Required action
Word for word, the data below must be repeated in full; no picture is to be included.

Provided information

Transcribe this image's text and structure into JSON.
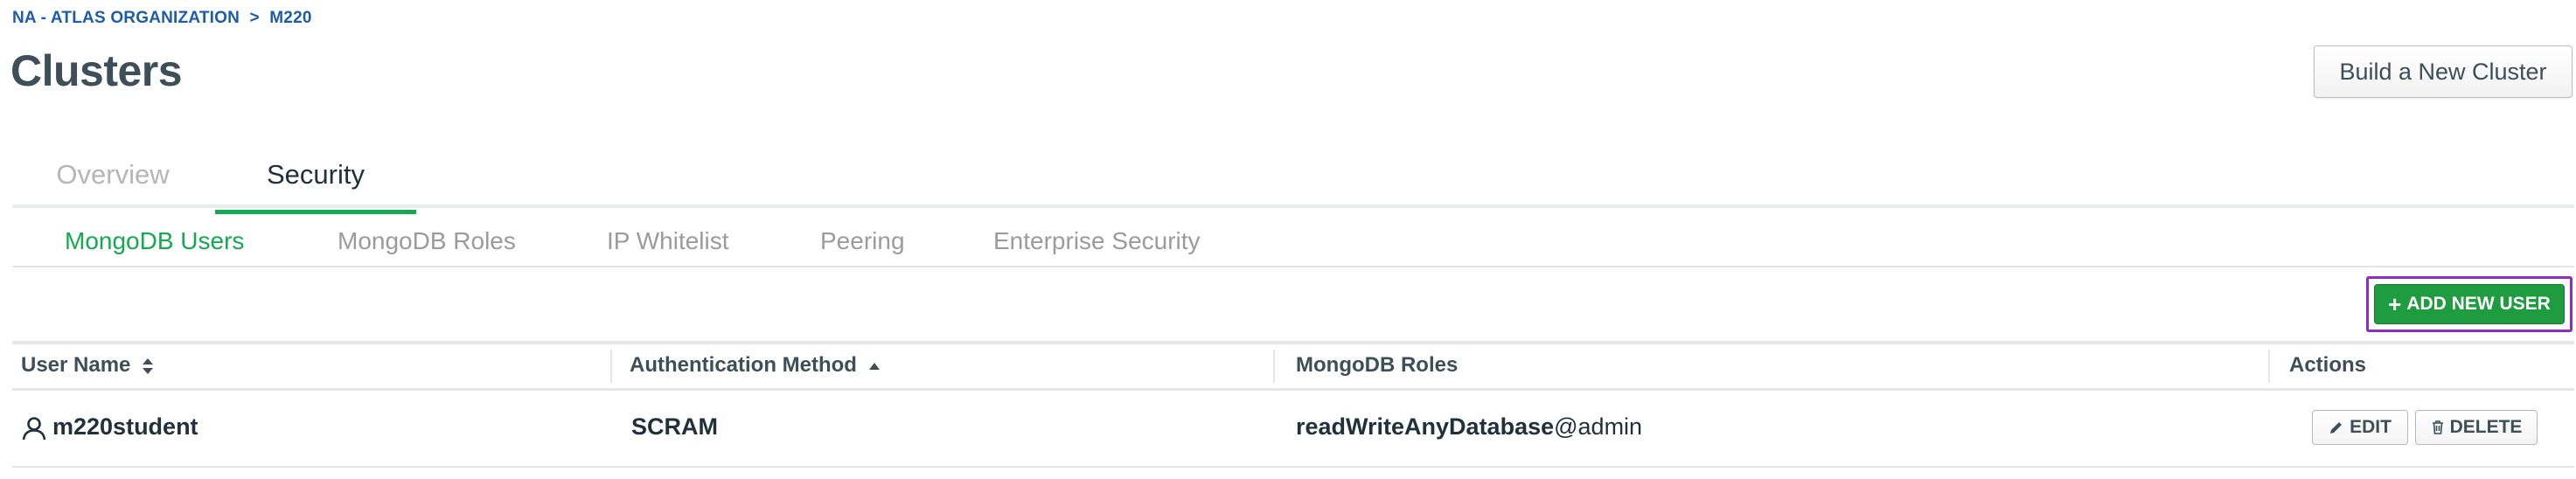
{
  "breadcrumb": {
    "org": "NA - ATLAS ORGANIZATION",
    "separator": ">",
    "project": "M220"
  },
  "page_title": "Clusters",
  "build_button": "Build a New Cluster",
  "main_tabs": [
    {
      "label": "Overview",
      "active": false
    },
    {
      "label": "Security",
      "active": true
    }
  ],
  "sub_tabs": [
    {
      "label": "MongoDB Users",
      "active": true
    },
    {
      "label": "MongoDB Roles",
      "active": false
    },
    {
      "label": "IP Whitelist",
      "active": false
    },
    {
      "label": "Peering",
      "active": false
    },
    {
      "label": "Enterprise Security",
      "active": false
    }
  ],
  "add_user_button": {
    "icon": "plus-icon",
    "label": "ADD NEW USER"
  },
  "table": {
    "headers": [
      {
        "label": "User Name",
        "sort": "both"
      },
      {
        "label": "Authentication Method",
        "sort": "ascending"
      },
      {
        "label": "MongoDB Roles",
        "sort": "none"
      },
      {
        "label": "Actions",
        "sort": "none"
      }
    ],
    "rows": [
      {
        "user": "m220student",
        "user_icon": "user-icon",
        "auth_method": "SCRAM",
        "role_name": "readWriteAnyDatabase",
        "role_db": "@admin",
        "actions": {
          "edit": "EDIT",
          "delete": "DELETE"
        }
      }
    ]
  },
  "colors": {
    "accent_green": "#13aa52",
    "button_green": "#1f9c3f",
    "highlight_purple": "#8e2dbf",
    "link_blue": "#1d5ca8"
  }
}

Worked solution
Transcribe this image's text and structure into JSON.
{
  "breadcrumb": {
    "org": "NA - ATLAS ORGANIZATION",
    "separator": ">",
    "project": "M220"
  },
  "page_title": "Clusters",
  "build_button": "Build a New Cluster",
  "main_tabs": [
    {
      "label": "Overview",
      "active": false
    },
    {
      "label": "Security",
      "active": true
    }
  ],
  "sub_tabs": [
    {
      "label": "MongoDB Users",
      "active": true
    },
    {
      "label": "MongoDB Roles",
      "active": false
    },
    {
      "label": "IP Whitelist",
      "active": false
    },
    {
      "label": "Peering",
      "active": false
    },
    {
      "label": "Enterprise Security",
      "active": false
    }
  ],
  "add_user_button": {
    "icon": "plus-icon",
    "label": "ADD NEW USER"
  },
  "table": {
    "headers": [
      {
        "label": "User Name",
        "sort": "both"
      },
      {
        "label": "Authentication Method",
        "sort": "ascending"
      },
      {
        "label": "MongoDB Roles",
        "sort": "none"
      },
      {
        "label": "Actions",
        "sort": "none"
      }
    ],
    "rows": [
      {
        "user": "m220student",
        "user_icon": "user-icon",
        "auth_method": "SCRAM",
        "role_name": "readWriteAnyDatabase",
        "role_db": "@admin",
        "actions": {
          "edit": "EDIT",
          "delete": "DELETE"
        }
      }
    ]
  },
  "colors": {
    "accent_green": "#13aa52",
    "button_green": "#1f9c3f",
    "highlight_purple": "#8e2dbf",
    "link_blue": "#1d5ca8"
  }
}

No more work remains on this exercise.